If you make your yacht available for charter without skipper, the boat renter will be responsible for steering the yacht.

You may also make your yacht available for charter "with or without skipper," letting the renter choose if he wants to have a skipper on board or not (depending on the renter's preference and navigational experience.

I remember you the simple steps to create a boat rental offer:

1. Register you account as boat owner on Airynb site.

2. Register your boats on Airynb site

3. Insert a boat rental offer for every boat with calendar and price.

Boat renter communicate with you through "send message" button in the rental offer filling in the Airynb contact form. Remenber that you deal directly with the future boat renter.

You will pay a token for every day that your rental offer will be present in Airynb site. The value of the token depends from the number of your boat's feet.

When the boat renter will accept your boat rental offer you will delete the rental offer for that period on Airynb site. From that moment you will not pay more.

Airynb will notify you well in advance when the token payment will be active.

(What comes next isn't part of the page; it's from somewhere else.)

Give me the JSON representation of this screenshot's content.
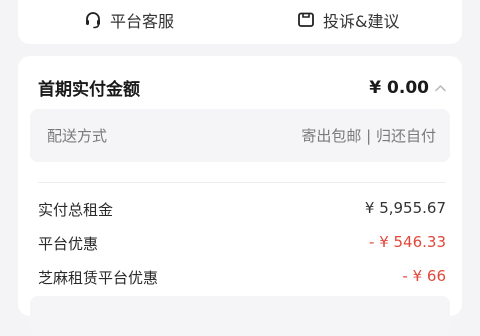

From now until then you will pay nothing to enter your boat rental offers.

Charter Request

To offer a discount or make a personalized offer to a boat renter, you can do it directly dealing with the boat renter.

You will be able to share contact information, email and phone numbers with the boat renter.
The first time will be when the boat renter will send you a message via the Airynb contact form by replying to one of your boat rental offers.
When you will receive your message you will be in contact with the boat renter and from that moment you can exchange email and phone numbers.

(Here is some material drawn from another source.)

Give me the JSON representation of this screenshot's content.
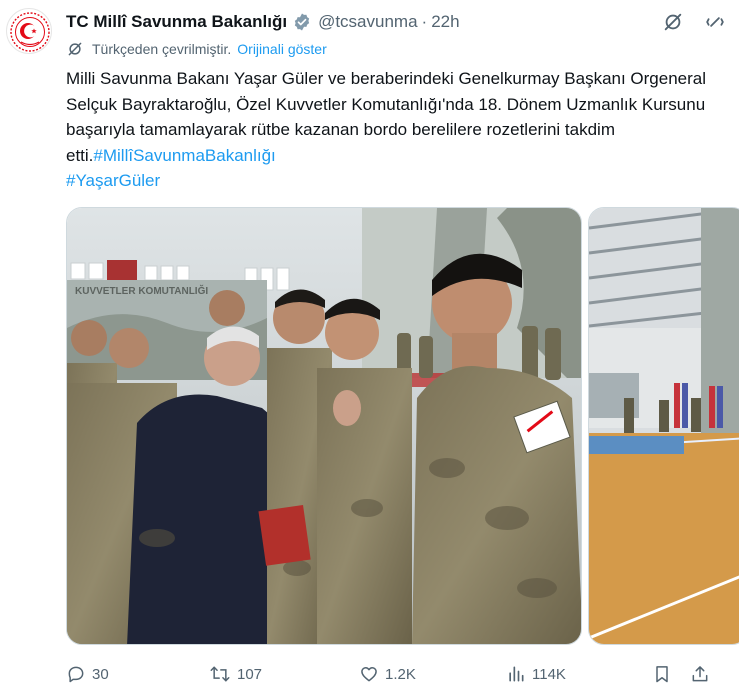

You have to register on Airynb site. You click on "access", click on "create account" and fill in all the information.
a. select "I am boat owner"
b. insert email and phone number
c. insert name and surname
You will receive an email to the communicated email in the registration, click on the URL and from that moment you are registered on Airynb site.
After it you join the Airynb community. Please recommend it to friends or family. Click on the links you find on the Airynb site, such as Facebook, Twitter, Instagram, Google +, Linkedin, Youtube and Pinterest.

Yes, your personal information is secured.

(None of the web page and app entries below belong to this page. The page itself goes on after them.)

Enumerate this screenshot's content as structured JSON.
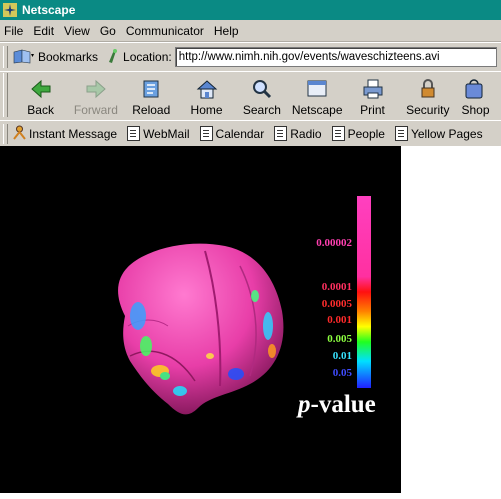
{
  "window": {
    "title": "Netscape"
  },
  "menu": [
    "File",
    "Edit",
    "View",
    "Go",
    "Communicator",
    "Help"
  ],
  "location_bar": {
    "bookmarks_label": "Bookmarks",
    "location_label": "Location:",
    "url": "http://www.nimh.nih.gov/events/waveschizteens.avi"
  },
  "nav_buttons": [
    {
      "label": "Back",
      "icon": "back-arrow-icon",
      "enabled": true
    },
    {
      "label": "Forward",
      "icon": "forward-arrow-icon",
      "enabled": false
    },
    {
      "label": "Reload",
      "icon": "reload-icon",
      "enabled": true
    },
    {
      "label": "Home",
      "icon": "home-icon",
      "enabled": true
    },
    {
      "label": "Search",
      "icon": "search-icon",
      "enabled": true
    },
    {
      "label": "Netscape",
      "icon": "netscape-icon",
      "enabled": true
    },
    {
      "label": "Print",
      "icon": "printer-icon",
      "enabled": true
    },
    {
      "label": "Security",
      "icon": "lock-icon",
      "enabled": true
    },
    {
      "label": "Shop",
      "icon": "shop-icon",
      "enabled": true
    }
  ],
  "personal_toolbar": [
    "Instant Message",
    "WebMail",
    "Calendar",
    "Radio",
    "People",
    "Yellow Pages"
  ],
  "video": {
    "scale_labels": [
      {
        "text": "0.00002",
        "color": "#ff3fb0"
      },
      {
        "text": "0.0001",
        "color": "#ff3060"
      },
      {
        "text": "0.0005",
        "color": "#ff2d2d"
      },
      {
        "text": "0.001",
        "color": "#ff2a2a"
      },
      {
        "text": "0.005",
        "color": "#8cff40"
      },
      {
        "text": "0.01",
        "color": "#37e3ff"
      },
      {
        "text": "0.05",
        "color": "#3f4bff"
      }
    ],
    "p_label_prefix": "p",
    "p_label_suffix": "-value"
  },
  "colors": {
    "titlebar": "#0a8a84",
    "chrome": "#d4d0c8",
    "brain_base": "#e83ea8"
  }
}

Our website uses the highest security standards to assure your security. All the information present on Airy&b are secured. The site www.airyachtnboat.com is verified by a SSL certificate.

To modify your password, go to "My Account" and then "Profile". Once you are on your profile, click on "Edit my Password".